YOUR OBJECTIVE: Could you set down every entry exactly as it stands, without the images?

┄┄┄┄┄┄

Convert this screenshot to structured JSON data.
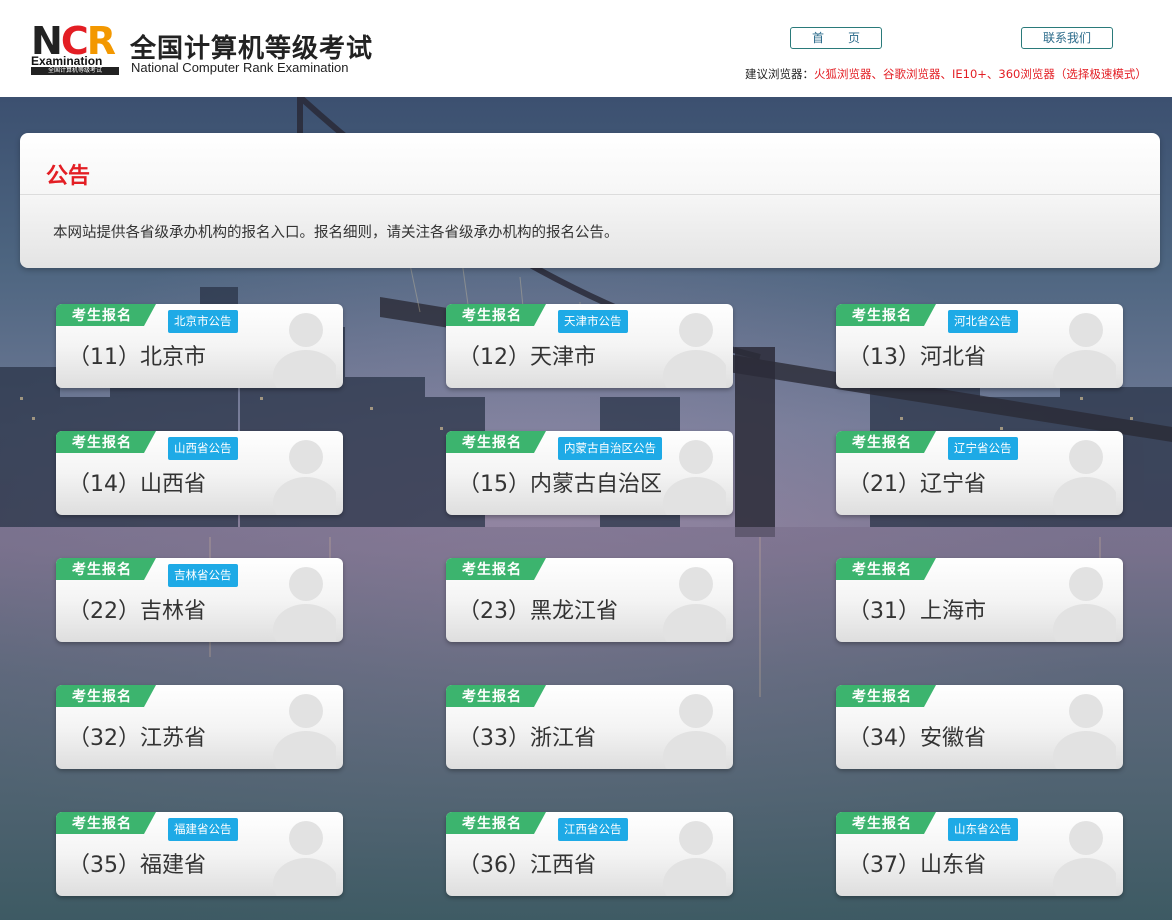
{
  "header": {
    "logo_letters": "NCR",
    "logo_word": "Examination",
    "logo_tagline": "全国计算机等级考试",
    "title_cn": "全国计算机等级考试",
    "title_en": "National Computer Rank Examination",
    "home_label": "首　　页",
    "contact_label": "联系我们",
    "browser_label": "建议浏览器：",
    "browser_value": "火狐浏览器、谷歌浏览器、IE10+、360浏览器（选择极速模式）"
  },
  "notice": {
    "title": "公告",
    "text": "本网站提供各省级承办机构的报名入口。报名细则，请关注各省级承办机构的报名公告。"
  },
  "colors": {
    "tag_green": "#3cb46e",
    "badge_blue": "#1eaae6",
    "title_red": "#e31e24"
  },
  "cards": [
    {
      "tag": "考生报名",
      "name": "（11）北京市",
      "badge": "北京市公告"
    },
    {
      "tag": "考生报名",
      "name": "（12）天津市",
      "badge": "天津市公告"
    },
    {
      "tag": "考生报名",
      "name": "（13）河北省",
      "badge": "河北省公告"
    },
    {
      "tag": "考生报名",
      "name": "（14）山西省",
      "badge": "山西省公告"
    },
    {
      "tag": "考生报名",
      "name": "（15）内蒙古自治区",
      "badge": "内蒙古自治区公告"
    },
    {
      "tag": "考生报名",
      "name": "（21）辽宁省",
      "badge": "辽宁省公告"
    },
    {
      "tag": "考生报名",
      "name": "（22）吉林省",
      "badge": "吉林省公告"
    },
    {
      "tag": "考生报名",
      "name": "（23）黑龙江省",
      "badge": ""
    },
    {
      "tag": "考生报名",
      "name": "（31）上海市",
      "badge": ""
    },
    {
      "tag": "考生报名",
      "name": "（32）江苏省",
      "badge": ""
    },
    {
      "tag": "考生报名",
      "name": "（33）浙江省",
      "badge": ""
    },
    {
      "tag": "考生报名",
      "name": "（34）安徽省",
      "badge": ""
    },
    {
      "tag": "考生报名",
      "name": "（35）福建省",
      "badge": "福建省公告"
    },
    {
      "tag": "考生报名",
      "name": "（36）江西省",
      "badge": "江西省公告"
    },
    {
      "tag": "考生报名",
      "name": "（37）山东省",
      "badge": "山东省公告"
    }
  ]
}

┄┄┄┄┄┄

WRITTEN REPLY:
Convert this screenshot to structured JSON data.
{
  "header": {
    "logo_letters": "NCR",
    "logo_word": "Examination",
    "logo_tagline": "全国计算机等级考试",
    "title_cn": "全国计算机等级考试",
    "title_en": "National Computer Rank Examination",
    "home_label": "首　　页",
    "contact_label": "联系我们",
    "browser_label": "建议浏览器：",
    "browser_value": "火狐浏览器、谷歌浏览器、IE10+、360浏览器（选择极速模式）"
  },
  "notice": {
    "title": "公告",
    "text": "本网站提供各省级承办机构的报名入口。报名细则，请关注各省级承办机构的报名公告。"
  },
  "colors": {
    "tag_green": "#3cb46e",
    "badge_blue": "#1eaae6",
    "title_red": "#e31e24"
  },
  "cards": [
    {
      "tag": "考生报名",
      "name": "（11）北京市",
      "badge": "北京市公告"
    },
    {
      "tag": "考生报名",
      "name": "（12）天津市",
      "badge": "天津市公告"
    },
    {
      "tag": "考生报名",
      "name": "（13）河北省",
      "badge": "河北省公告"
    },
    {
      "tag": "考生报名",
      "name": "（14）山西省",
      "badge": "山西省公告"
    },
    {
      "tag": "考生报名",
      "name": "（15）内蒙古自治区",
      "badge": "内蒙古自治区公告"
    },
    {
      "tag": "考生报名",
      "name": "（21）辽宁省",
      "badge": "辽宁省公告"
    },
    {
      "tag": "考生报名",
      "name": "（22）吉林省",
      "badge": "吉林省公告"
    },
    {
      "tag": "考生报名",
      "name": "（23）黑龙江省",
      "badge": ""
    },
    {
      "tag": "考生报名",
      "name": "（31）上海市",
      "badge": ""
    },
    {
      "tag": "考生报名",
      "name": "（32）江苏省",
      "badge": ""
    },
    {
      "tag": "考生报名",
      "name": "（33）浙江省",
      "badge": ""
    },
    {
      "tag": "考生报名",
      "name": "（34）安徽省",
      "badge": ""
    },
    {
      "tag": "考生报名",
      "name": "（35）福建省",
      "badge": "福建省公告"
    },
    {
      "tag": "考生报名",
      "name": "（36）江西省",
      "badge": "江西省公告"
    },
    {
      "tag": "考生报名",
      "name": "（37）山东省",
      "badge": "山东省公告"
    }
  ]
}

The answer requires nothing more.